Casely-Hayford's Seven Hole boot
Just over one year ago, I fell head over heels for Casely-Hayford's Paragon boot. Every once in a while you encounter a collection that encapsulates your dream wardrobe. Now, Casely-Hayford have a habit of producing such a collection and their A Darker Shade of Black for AW10, left me contemplating a life of crime to posses it all. Drawn to everything, I was particularly taken with the design duo's update on John Moore's most iconic boot; a twelve hole construction, goodyear welted toe strap boot. As it was lust at first sight, I should have snapped them up the moment my bleary eyes focused on them but after much dithering, the limited run production slipped through my wanting fingers. I thought all was lost and that my feet would never forgive me. However, for AW11 the father and son design team managed to create a new love, even stronger than the first. Having learnt my lesson, I snapped them up at the earliest opportunity. The addition of these boots to my ever growing shoe collection will provide a welcome respite for my well worn Lodger's Kudu brogued boots (stay tuned for a restoration post) that have pounded so many pavements over the years. I now have a new favourite and I'm excited to road test them for London Fashion Week...
The boots worn with trousers by Tim Soar and red socks from Uniqlo.
John Moore first designed the ‘toe strap’ boot with the Desborough factory in 1986, before changing manufacturer in 1987. The original design was a seven eyelet boot, Goodyear welted and with a Northampton appearance. It fused elements of punk/seditionaries, Skinhead styling and traditional British work boots. The Toe strap became a cult boot. Here it has been reimagined by Casely-Hayford who have used the same maker to update the boots for a new generation. The boots showcase the duality that drives the brand. With each of their six seasons, the design duo begin with the desire to capture, play and experiment with the duality of English Sartorialism and British Anarchy. It is an ever intriguing house that encourages change whilst being grounded in tradition. Here, they combining styling from the punk and skinhead scene, with a traditional British work boot shape whilst many of the features from Moore’s original design remain.

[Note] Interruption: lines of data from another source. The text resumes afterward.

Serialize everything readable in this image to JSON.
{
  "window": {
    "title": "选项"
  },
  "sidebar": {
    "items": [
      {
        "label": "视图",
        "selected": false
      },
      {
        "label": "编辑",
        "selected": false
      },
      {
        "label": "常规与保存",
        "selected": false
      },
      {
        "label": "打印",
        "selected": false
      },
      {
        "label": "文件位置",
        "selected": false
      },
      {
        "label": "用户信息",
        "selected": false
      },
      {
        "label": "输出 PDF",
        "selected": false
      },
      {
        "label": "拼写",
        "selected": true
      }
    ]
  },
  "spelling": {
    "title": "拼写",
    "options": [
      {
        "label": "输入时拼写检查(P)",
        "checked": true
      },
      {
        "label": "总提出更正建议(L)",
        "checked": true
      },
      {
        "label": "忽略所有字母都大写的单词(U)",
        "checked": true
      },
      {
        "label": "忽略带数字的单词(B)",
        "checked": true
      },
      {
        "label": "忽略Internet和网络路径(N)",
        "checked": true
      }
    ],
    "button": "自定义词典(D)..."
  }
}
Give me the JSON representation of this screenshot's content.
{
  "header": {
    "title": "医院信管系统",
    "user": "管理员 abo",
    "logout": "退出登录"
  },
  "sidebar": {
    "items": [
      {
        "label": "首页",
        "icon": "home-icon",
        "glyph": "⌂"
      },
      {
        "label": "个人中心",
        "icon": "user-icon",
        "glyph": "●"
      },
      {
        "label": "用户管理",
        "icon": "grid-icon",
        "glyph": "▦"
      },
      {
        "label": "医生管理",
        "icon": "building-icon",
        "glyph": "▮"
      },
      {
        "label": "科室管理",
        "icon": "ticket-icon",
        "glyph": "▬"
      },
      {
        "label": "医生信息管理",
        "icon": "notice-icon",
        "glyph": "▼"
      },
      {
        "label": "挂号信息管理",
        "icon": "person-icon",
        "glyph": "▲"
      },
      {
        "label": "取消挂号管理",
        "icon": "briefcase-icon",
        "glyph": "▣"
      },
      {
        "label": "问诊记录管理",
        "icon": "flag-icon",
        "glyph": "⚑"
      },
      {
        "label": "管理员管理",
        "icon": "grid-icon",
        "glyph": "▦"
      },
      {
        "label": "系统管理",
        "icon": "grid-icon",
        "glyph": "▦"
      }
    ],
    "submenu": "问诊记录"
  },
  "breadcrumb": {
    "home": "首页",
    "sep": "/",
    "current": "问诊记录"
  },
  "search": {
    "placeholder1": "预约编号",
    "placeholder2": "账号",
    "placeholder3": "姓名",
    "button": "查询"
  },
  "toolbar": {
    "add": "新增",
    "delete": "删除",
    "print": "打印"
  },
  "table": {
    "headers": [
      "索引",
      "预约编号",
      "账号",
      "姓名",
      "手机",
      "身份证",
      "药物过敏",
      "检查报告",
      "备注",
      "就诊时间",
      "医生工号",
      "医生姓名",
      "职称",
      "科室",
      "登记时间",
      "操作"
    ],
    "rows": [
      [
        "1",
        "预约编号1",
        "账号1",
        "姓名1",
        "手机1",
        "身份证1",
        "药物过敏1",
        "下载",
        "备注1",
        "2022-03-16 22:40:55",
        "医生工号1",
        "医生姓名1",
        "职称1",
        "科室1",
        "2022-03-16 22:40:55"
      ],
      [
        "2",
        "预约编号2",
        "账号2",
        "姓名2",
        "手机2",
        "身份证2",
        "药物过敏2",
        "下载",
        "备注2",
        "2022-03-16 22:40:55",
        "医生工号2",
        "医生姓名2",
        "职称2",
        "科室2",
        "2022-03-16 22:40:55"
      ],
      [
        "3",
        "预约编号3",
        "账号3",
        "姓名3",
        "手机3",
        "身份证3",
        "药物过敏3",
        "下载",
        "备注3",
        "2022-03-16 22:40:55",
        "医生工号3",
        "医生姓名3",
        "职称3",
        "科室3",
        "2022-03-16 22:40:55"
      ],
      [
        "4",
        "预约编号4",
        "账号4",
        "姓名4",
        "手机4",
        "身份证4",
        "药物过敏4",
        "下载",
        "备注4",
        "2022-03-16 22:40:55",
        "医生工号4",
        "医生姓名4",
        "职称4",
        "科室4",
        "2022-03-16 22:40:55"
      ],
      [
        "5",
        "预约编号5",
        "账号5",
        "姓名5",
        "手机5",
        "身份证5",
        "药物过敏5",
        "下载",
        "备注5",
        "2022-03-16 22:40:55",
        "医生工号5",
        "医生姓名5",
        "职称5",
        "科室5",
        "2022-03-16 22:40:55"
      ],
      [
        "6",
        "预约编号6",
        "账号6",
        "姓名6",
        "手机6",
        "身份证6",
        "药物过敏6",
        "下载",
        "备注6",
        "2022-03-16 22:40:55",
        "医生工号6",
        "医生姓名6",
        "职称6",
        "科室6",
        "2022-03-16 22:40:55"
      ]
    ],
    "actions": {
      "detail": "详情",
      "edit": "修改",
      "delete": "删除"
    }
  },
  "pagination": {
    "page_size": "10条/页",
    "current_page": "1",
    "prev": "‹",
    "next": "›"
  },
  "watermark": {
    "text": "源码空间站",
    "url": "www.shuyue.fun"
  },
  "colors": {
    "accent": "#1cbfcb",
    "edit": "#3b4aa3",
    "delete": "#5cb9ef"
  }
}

The boots are seven hole construction with a goodyear welted heavy duty sole. Brogue detailing at the ankle, on the heel-strap, and around toe cap are accentuated by the protruding toe-strap, all of which give this iconic boot its nickname and a distinctive look.
Having declared my intent on adding them to my collection, the only difficulty lay in choosing between black or chestnut. They are equally beautifully. If I had my way I would double team them but life is not a fantasy. As you can see, after much deliberation and soul searching, I opted for black. I could not be happier with my choice which is a good thing because my work colleague Andrew, also seduced by the charms of the design chose chestnut. I'm pushing for visiting rights. I've found my (near identical) boot twin. Fame and fortune await...right...right?
Andrew sporting the boots in Chestnut